+ Bjarne Borrdewick, born 1888, died 1950, married Mary Park 1917. They had two children.
+ Harald, born 1890, died 1950.
+ Hans Henrik, born 1892, died 1957, married Winnifred Atwaters in 1919. They had no children.

* Bjarne and Mary had two sons, George and Henry. George was my grandfather. He and his wife had four children, and they have two grandchildren and two great-grandchildren. He died in 1991. His younger brother, Henry, died in 1942. He never married or had any children.

What I don't know:

* The information I'm most craving is to learn exactly who Hans Henrich's parents were back in Germany.
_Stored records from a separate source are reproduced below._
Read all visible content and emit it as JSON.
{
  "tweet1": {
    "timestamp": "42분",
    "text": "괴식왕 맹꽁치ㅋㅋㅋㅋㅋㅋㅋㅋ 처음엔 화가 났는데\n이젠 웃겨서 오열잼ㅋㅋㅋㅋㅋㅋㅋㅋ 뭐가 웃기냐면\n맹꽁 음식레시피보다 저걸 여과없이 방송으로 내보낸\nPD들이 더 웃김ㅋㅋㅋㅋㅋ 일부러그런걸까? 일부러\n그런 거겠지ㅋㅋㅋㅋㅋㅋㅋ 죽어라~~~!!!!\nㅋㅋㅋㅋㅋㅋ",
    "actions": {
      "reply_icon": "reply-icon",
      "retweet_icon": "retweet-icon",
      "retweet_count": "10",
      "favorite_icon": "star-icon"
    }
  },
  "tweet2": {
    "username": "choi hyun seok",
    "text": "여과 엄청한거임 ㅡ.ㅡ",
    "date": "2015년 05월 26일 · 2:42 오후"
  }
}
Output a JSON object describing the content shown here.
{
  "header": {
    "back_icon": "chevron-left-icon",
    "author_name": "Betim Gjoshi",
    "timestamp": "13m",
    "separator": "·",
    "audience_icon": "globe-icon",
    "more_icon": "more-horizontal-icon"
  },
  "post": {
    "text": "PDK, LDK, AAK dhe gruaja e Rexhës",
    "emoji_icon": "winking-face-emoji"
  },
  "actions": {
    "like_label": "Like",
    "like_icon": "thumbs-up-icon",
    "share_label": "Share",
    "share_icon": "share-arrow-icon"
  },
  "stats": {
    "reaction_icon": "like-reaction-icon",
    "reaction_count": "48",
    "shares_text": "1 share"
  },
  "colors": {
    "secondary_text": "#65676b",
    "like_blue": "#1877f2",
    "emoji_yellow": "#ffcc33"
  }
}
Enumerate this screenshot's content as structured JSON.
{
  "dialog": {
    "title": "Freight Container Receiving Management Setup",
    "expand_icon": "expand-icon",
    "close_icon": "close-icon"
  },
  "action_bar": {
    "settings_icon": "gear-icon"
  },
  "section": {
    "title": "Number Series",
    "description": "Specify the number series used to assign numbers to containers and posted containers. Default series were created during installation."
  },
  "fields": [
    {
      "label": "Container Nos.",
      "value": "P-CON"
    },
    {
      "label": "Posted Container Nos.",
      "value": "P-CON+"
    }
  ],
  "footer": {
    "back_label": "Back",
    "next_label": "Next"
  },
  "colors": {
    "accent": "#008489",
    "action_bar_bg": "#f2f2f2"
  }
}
There is some speculation he may have changed his name to Hans Henrich, possibly after someone else in his family.

The descendants of Hans Henrich and Anna Magdalena have been well-traced, but I'm always open to hearing more about them, or finding new branches I was unaware of, so if any of these names seem familiar, feel free to contact me.

Other information about this branch of the family:
Old Surname Posts
* Bordevick
* Bordewick
Where We're From Posts
* Where We're From – United States
* Where We're From – Canada
* Where We're From – Germany
* Where We're From – England
* Where We're From – Norway
* Where We're From – Waystations
Other -
* The Bordewick Family
* Four Generations
* Johan Petter Bordewick – Most Prolific Male Ancestor
* Bardoweick
* Women's History Month – Week 1
* Women's History Month – Week 5
* For Vetran's Day: Henry Norman Bordewick

About this blog

This blog is maintained by two sisters who have had a life long interest in geneology.
Mika writes here mostly about our family (Hansen, Hillinger, Bordewick, Park, etc), and her search for more information.
Shannon mostly uses this space as a place to make the many stories written about and by her husband's family (Holly, Walker, Walpole, etc) available to the rest of the family, present and future.

Our blog is named Oh Spusch! mostly because Shannon is bad at naming things. The first post I put up includes a story about the time Walker's great grandfather took his whole family out to see a play and the littlest kept saying "Oh! Spusch!" No one ever figured out what she meant by that.